Skullcrack - In terms of metagame fixes this is a rather subtle and commendable one. Technically I suppose this is in Gatecrash as an extort hoser, but in a larger context it works against Turbo-Fog decks and other stall-happy control decks. This oddly reminds me of Stranglehold in that it feels like the sort of card that would be created for a multiplayer-specific product. Then again, a lot of Gatecrash feels multiplayer-friendly, so it fits right in.
Structural Collapse - I rather like the new direction that R&D is taking with land destruction; it sort of feels right. Rather than relatively-cheap spells that do nothing but destroy a land, they've been making more expensive ones with wider-ranging effects. As much as LD-deck fans complain about it, the new way reduces the "unfun-ness" potential and also feels better flavorwise: if you're blowing up an entire piece of land the shockwaves will be felt elsewhere. Land and artifact kill, plus a bit of player damage, feels spot-on to me. That isn't to say this is spectacularly playable, but it is appealing.
Tin Street Market - What is the most complimentary thing I can say about this card? It is better than Debtor's Pulpit. Seriously: For three mana less this would be a gem. For two less it'd be still playable. For one less it'd have a niche. At five mana, one card worth of looting per turn that requires you to tap a land just isn't worth it 99 times out of 100.
Towering Thunderfist - Boros seems lacking in terms of fatties that aren't Aurelia, the Warleader, so at common I suppose I would take what I could get. This is at the very least a relevant body to have vigilance on, and even if you can't or don't want to pay that one white mana to turn it on, a 4/4 for five in red is acceptable. This, like it or not, fits pretty well in the curves of Boros decks that even bother playing anything that costs more than three mana.

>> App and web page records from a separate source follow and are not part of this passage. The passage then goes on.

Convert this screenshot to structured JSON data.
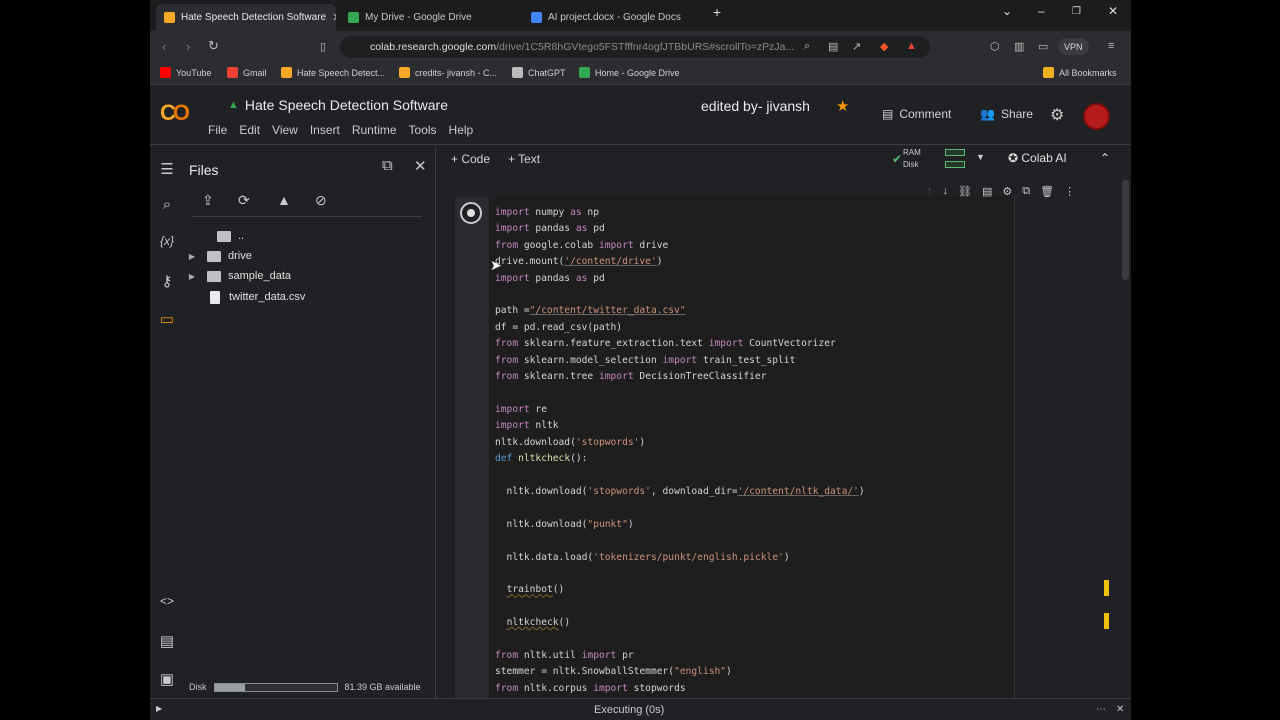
{
  "tabs": [
    {
      "label": "Hate Speech Detection Software",
      "favicon_color": "#f9a825",
      "active": true
    },
    {
      "label": "My Drive - Google Drive",
      "favicon_color": "#34a853",
      "active": false
    },
    {
      "label": "AI project.docx - Google Docs",
      "favicon_color": "#4285f4",
      "active": false
    }
  ],
  "url": {
    "host": "colab.research.google.com",
    "path": "/drive/1C5R8hGVtego5FSTfffnr4ogfJTBbURS#scrollTo=zPzJa..."
  },
  "vpn_label": "VPN",
  "bookmarks": [
    {
      "label": "YouTube",
      "color": "#ff0000"
    },
    {
      "label": "Gmail",
      "color": "#ea4335"
    },
    {
      "label": "Hate Speech Detect...",
      "color": "#f9a825"
    },
    {
      "label": "credits- jivansh - C...",
      "color": "#f9a825"
    },
    {
      "label": "ChatGPT",
      "color": "#bbbbbb"
    },
    {
      "label": "Home - Google Drive",
      "color": "#34a853"
    }
  ],
  "all_bookmarks": "All Bookmarks",
  "colab": {
    "logo": "CO",
    "title": "Hate Speech Detection Software",
    "menus": [
      "File",
      "Edit",
      "View",
      "Insert",
      "Runtime",
      "Tools",
      "Help"
    ],
    "edited_by": "edited by- jivansh",
    "comment": "Comment",
    "share": "Share"
  },
  "files_panel": {
    "title": "Files",
    "tree": [
      {
        "name": "..",
        "type": "up"
      },
      {
        "name": "drive",
        "type": "folder"
      },
      {
        "name": "sample_data",
        "type": "folder"
      },
      {
        "name": "twitter_data.csv",
        "type": "file"
      }
    ],
    "disk_label": "Disk",
    "disk_available": "81.39 GB available",
    "disk_used_fraction": 0.25
  },
  "toolbar": {
    "code": "+ Code",
    "text": "+ Text",
    "ram": "RAM",
    "disk": "Disk",
    "colab_ai": "Colab AI"
  },
  "status": "Executing (0s)"
}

Viashino Shanktail - A Halberdier-with-different-creature-types isn't bad on its own in Limited for red, but the bloodrush ability on this is even better than it is on other cards because it basically guarantees that you'll turn around one blocked-attacker situation. +3/+1 and first strike is pretty good even when you're paying 2R for it and works especially well with tramplers.
Warmind Infantry - Falling squarely into the "base stats are good even without battalion triggering" camp of battalion creatures, this guy is an entirely solid Boros common that even Gruul decks would be happy to have. The fact that it'll most likely swing as a 4/3 on its first attack is just gravy.
Wrecking Ogre - This card is perceived as a "bad rare," which I can't fully fathom; its bloodrush ability is quite strong and a 3/3 double striker for five mana in red is very reasonable too. I'm not saying this is the best red creature in the set or anything, but maybe it's underrated a little.